I stumbled upon your interesting blogs and the story of how you came to be the current owners of 153 Delaware after searching online for information about the nineteenth century Buffalo jeweler Hiram Hotchkiss.
I live in Hilo, Hawaii, where I run a hot tub and spa business called Big Island Spa Source (www.bigislandspa.com) Since you are an entrepreneur, Howard, you may be interested to know that we have developed and are selling a solar hot tub heating system here in the islands. It is not detailed on our website, as we are trying to protect and trademark it at the moment. It was written up in Hana Hou, the inflight magazine for Hawaiian Airlines last month.
My wife and I enjoy going to yard sales and estate sales on the weekend, usually loking for old LP records. We also keep our eyes peeled for sterling silver, and purchase that if it is priced far enough below current spot silver prices.
Recently, we found three coin silver forks stamped "H.Hotchkiss" on the back. Although they came from a sort of open air antique store, and they were not giving them away, they were priced below their value because they were not stamped "sterling". It took me a while to I.D. the maker, but I finally figured out that these were made in Buffalo by the jeweler and silversmith Hiram Hotchkiss. There is not a ton of information about him readily available on the internet, but I did find the address of his shop in Buffalo, and that is the very building you now own.

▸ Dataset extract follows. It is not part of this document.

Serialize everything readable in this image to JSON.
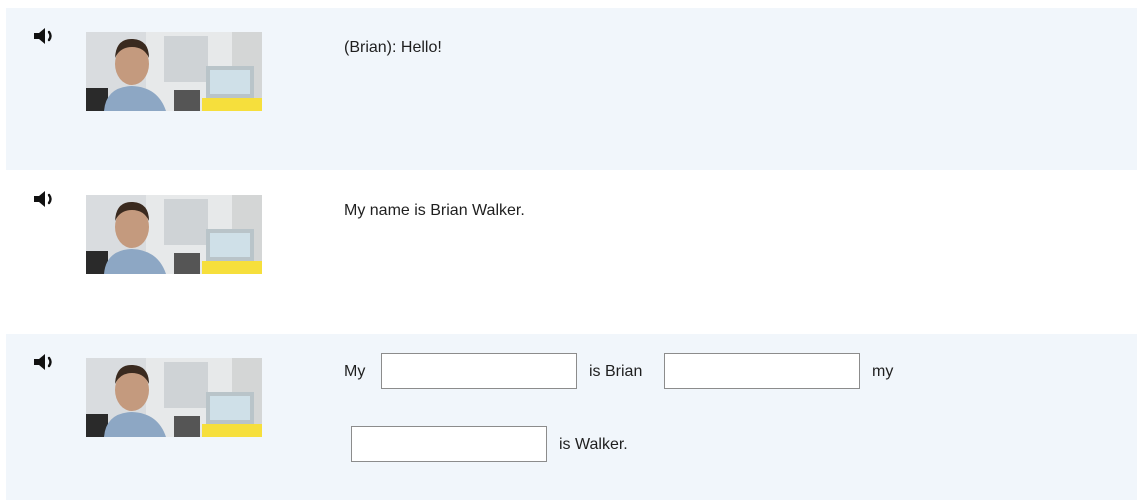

Although I like the forks, and knew that had value just from the silver in them which should continue to appreciate, I had always planned to resell them. I made some inquiries with East Coast antique dealers who specialize in coin silver. The few people I spoke with were not familiar enough with H. Hotchkiss stuff to want to make me an offer without seeing them. Living on the Big Island of Hawaii, I can't just hop in the car and take them around to show.
I wondered if you might be interested in purchasing them. They certainly seem to belong with your house, and you probably know more about Hiram Hotchkiss by now than almost anyone. I am sure that you have done your own research about him and have collected information about him from people in the Buffalo area.
Each fork weighs 50 grams. Being coin silver, which is 90% pure, they contain 4.3 troy ounces total of actual silver. I would be happy to sell them for their current melt value, which is $135.00 for the three. Of course I could sell them to a scrapper, but that would be a shame, especially since Hiram Hotchkiss silverware seems fairly rare and regionalized. Undoubtedly, their value as antiques is more than their silver value, but they are sure to go up in value as silver goes back up.
If this offer is at all interesting to you, feel free to write back or contact me through my business. To provide assurance that this is not a scam, we can run the transaction through an Ebay auction. I am also willing to ship the forks to you before receiving payment.
I buy and sell random things as a hobby, outside of my real work as a hot tub dealer. In addition to the small amount of money this generates, I get a lot of satisfaction out of making connections and matching things with people at a good price. i tell my wife that there is "someone for every thing" . I think these forks were (almost literally ) made for you, and they are an investment you can enjoy.
Let me know what you think. I'll send more pictures upon request.